You will likely receive updates about how your child celebrated her birthday, or how she is doing in school. Recently, options like Skype and FaceTime allow you to communicate with your child face-to-face without traveling anywhere. Asking questions and maintaining good boundaries will allow you to maintain a positive relationship with the adoptive family. 

Within reason, you can be flexible about how often you communicate. Just remember to keep any appointments you make and be respectful of the other family’s time. 

Sharing emotional experiences, including the regular ups and downs of life, are a great way to maintain a close relationship with your child’s adoptive family. Trust your gut in terms of what you are willing to share and what you want to keep to yourself. 

Moving On

The feelings you experienced while making an adoption plan may return after the process is over. Sadness, anxiety, relief, and hope are part of the journey. You will, however, notice these feelings becoming less and less frequent as the years go on. Remember that, while it may help to overthink your decision before you make it, it won’t help you to look back. Focus on the dreams you have for your future and how making an adoption plan makes it all possible.

You may wish to continue going to counseling or talking to your support group for a long time. It will help to have someone to talk over your feelings with. There are also many books, podcasts, and tapes that can help you.

There are some trusted friends that you are sure will understand your journey, and others that you may not feel comfortable sharing it with. This does not mean that those people can’t be part of your life, but that you should start being more selective about who you talk about your adoption plan with.

This is a great time to make a list of your goals for the future. You may wish to finish college and move on to your career or graduate school. It may be time for you to start your own business, or even a community outreach to others facing unplanned pregnancy.

How Does Adoption from Texas Work?

For a birth parent, adoption can be a journey of love, sacrifice, patience, and hope. With the right planning and some good decision-making, you will remember how much you grew and learned through the process.
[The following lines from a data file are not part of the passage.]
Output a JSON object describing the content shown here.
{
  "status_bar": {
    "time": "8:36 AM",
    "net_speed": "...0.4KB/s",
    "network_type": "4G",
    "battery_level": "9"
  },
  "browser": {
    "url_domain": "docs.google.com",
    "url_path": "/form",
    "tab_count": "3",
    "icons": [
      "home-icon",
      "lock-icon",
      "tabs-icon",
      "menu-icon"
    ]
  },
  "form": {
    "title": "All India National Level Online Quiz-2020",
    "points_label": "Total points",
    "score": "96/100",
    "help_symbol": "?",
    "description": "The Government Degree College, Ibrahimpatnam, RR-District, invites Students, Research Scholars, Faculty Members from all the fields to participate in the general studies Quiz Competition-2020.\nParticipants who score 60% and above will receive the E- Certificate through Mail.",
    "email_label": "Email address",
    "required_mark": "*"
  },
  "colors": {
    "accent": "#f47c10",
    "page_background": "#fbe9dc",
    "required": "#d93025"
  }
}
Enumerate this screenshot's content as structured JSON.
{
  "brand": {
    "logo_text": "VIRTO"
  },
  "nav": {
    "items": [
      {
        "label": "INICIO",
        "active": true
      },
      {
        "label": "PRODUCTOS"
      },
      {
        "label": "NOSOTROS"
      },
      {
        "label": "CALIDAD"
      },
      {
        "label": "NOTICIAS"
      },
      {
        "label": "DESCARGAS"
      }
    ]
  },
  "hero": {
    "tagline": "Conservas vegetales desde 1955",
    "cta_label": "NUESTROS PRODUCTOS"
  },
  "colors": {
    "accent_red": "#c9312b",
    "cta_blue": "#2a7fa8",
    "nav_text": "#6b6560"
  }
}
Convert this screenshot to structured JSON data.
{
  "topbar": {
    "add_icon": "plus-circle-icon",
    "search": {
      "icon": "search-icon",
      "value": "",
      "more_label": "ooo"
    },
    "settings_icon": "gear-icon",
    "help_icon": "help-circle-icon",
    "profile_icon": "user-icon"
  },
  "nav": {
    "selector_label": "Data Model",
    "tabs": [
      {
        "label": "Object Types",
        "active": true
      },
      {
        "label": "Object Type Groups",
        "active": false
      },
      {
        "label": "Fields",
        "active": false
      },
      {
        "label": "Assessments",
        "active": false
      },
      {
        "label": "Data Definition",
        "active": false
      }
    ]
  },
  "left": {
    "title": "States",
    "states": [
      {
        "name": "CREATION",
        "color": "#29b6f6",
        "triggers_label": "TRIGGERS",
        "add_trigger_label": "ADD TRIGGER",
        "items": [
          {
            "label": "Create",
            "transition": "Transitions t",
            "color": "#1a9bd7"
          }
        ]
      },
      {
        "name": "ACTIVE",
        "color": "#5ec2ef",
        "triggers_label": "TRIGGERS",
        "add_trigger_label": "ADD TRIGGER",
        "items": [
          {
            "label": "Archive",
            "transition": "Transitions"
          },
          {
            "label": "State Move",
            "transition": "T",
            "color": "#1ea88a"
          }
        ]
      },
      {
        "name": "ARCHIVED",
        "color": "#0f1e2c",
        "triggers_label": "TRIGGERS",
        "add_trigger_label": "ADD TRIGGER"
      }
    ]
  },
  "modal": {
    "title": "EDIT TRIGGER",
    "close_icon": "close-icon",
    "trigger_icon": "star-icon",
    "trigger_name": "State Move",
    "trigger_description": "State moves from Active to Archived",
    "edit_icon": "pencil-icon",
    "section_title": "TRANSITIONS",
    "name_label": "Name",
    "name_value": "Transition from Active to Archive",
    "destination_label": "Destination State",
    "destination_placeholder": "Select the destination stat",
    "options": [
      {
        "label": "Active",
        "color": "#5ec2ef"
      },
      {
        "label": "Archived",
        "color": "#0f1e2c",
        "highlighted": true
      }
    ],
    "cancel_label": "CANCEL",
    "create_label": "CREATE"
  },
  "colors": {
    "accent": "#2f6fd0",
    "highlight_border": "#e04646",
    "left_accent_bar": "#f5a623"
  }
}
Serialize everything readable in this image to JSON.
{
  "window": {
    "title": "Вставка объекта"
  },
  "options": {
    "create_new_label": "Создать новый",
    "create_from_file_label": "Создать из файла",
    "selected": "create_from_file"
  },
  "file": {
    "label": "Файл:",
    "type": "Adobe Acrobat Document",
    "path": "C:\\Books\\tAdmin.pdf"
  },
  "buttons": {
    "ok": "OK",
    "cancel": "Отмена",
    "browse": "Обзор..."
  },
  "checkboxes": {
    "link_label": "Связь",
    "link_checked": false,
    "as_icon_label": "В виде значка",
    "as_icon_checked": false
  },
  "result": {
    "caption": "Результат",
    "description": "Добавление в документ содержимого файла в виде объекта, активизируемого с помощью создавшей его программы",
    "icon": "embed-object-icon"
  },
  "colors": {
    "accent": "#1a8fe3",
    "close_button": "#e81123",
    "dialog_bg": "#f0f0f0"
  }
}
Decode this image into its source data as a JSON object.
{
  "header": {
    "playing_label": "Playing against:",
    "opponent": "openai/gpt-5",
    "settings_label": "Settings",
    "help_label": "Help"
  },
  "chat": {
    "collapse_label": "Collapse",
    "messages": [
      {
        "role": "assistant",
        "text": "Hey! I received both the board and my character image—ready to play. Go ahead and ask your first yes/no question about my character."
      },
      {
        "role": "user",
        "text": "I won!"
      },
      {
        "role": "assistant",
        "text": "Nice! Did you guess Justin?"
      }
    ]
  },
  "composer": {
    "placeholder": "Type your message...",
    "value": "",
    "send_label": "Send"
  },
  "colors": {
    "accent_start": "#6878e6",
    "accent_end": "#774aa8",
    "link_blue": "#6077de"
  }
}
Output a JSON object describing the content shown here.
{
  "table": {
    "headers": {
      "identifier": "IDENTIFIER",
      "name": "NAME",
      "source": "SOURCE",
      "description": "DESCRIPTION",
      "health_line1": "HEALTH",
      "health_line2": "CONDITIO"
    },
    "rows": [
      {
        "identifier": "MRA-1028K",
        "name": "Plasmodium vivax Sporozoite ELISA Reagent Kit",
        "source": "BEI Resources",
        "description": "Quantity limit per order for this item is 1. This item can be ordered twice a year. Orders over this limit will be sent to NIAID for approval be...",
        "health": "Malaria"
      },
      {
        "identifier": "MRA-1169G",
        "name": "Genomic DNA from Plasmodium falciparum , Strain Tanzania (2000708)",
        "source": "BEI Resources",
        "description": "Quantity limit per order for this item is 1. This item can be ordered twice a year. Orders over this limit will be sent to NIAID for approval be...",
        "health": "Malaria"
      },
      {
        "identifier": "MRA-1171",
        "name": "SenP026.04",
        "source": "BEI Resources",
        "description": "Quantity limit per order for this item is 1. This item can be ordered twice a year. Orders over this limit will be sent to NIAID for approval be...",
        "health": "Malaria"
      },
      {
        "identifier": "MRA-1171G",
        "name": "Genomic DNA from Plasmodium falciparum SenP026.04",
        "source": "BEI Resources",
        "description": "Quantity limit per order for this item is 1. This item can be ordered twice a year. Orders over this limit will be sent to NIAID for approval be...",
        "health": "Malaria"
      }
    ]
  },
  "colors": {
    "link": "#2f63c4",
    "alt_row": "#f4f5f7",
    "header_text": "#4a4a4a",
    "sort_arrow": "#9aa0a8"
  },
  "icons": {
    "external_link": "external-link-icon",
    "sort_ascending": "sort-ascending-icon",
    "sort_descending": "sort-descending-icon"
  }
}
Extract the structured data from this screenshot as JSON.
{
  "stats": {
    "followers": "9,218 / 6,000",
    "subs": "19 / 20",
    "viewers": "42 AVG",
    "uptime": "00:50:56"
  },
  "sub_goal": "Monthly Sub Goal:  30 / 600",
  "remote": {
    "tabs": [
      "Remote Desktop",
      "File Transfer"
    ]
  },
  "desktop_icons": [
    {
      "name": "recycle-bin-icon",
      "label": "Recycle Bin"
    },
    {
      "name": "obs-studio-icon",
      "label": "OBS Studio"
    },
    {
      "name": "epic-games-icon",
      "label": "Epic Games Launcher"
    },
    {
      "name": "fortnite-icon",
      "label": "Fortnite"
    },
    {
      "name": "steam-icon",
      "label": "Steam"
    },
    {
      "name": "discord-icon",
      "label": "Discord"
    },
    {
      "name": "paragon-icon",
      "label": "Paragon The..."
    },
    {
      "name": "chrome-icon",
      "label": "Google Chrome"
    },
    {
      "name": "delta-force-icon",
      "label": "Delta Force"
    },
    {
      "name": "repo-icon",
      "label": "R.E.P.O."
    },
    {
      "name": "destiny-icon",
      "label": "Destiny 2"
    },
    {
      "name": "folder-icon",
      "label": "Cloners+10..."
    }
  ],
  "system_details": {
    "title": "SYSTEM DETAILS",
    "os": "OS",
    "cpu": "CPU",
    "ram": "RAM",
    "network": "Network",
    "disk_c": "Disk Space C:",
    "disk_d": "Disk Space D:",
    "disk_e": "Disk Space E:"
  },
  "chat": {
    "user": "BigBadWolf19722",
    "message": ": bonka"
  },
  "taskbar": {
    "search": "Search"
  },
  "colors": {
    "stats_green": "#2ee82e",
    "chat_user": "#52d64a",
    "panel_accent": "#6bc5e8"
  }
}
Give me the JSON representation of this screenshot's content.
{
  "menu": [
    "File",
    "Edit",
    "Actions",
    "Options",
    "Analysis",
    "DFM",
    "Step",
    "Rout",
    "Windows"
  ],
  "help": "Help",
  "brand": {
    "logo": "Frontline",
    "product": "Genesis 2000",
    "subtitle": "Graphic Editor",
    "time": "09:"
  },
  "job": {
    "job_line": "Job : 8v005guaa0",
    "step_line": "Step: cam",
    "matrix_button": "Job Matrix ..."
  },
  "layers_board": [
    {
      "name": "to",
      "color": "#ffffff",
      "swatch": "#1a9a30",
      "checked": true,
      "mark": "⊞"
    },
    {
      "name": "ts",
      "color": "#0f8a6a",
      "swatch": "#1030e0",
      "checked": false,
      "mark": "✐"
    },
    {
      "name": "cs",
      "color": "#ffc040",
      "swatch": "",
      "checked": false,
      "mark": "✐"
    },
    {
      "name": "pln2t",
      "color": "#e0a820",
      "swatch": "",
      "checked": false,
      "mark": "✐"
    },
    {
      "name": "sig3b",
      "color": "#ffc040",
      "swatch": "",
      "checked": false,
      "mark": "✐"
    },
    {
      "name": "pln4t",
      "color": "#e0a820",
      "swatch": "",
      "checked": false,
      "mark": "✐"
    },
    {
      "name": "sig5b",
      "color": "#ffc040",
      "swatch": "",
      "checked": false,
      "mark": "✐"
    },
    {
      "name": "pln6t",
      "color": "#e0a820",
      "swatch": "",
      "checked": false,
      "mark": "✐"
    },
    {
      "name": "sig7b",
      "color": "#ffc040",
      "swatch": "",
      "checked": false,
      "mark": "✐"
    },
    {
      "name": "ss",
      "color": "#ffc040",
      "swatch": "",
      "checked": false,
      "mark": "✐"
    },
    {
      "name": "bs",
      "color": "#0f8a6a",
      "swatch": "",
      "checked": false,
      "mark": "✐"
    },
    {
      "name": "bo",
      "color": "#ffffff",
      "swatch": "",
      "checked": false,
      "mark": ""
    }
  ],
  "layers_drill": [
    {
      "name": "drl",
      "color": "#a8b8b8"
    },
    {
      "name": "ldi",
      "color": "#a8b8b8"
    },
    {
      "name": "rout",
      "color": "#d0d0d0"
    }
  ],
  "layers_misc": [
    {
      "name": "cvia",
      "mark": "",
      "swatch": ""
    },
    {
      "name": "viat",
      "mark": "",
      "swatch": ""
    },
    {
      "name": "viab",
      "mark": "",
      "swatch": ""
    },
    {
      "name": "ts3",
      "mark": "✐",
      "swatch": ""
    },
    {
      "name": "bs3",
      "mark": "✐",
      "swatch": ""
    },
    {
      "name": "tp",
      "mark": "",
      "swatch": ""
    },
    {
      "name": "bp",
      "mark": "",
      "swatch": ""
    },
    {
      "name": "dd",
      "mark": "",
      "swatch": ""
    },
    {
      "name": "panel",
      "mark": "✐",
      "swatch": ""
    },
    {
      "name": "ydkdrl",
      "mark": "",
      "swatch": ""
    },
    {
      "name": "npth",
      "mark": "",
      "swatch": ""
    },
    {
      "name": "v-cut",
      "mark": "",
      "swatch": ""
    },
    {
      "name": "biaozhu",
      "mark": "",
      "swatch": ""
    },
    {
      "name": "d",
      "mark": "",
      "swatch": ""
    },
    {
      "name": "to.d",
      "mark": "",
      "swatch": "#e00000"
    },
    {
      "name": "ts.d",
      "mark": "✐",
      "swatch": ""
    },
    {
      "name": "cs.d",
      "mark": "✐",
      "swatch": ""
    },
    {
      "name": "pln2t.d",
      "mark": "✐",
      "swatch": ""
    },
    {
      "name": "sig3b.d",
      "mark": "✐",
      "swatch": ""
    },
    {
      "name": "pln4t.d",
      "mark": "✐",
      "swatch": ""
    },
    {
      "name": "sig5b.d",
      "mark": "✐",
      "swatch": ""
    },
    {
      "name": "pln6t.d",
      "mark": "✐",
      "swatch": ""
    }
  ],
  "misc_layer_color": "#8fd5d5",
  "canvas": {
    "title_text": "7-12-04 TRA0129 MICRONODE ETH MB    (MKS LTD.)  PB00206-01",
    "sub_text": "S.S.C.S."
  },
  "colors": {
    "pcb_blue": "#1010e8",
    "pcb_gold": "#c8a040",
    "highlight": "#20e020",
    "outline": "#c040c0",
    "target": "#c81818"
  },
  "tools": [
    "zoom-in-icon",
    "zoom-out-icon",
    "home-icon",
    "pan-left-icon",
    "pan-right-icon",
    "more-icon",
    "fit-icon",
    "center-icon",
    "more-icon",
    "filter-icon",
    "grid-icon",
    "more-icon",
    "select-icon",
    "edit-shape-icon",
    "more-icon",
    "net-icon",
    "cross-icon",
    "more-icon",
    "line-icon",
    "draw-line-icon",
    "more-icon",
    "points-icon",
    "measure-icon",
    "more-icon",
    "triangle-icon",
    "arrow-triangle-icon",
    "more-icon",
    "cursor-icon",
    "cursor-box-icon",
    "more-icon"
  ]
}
Some even find it was a pivotal point in the journeys toward becoming who people were meant to be. 

 

Rebekah Yahoves is a writer, mother, and music teacher from Long Island. In 2016, she adopted three school-aged siblings from Poland at the same time. When she isn’t constructing casseroles or tuning violins, Rebekah likes to go on tea binges and read.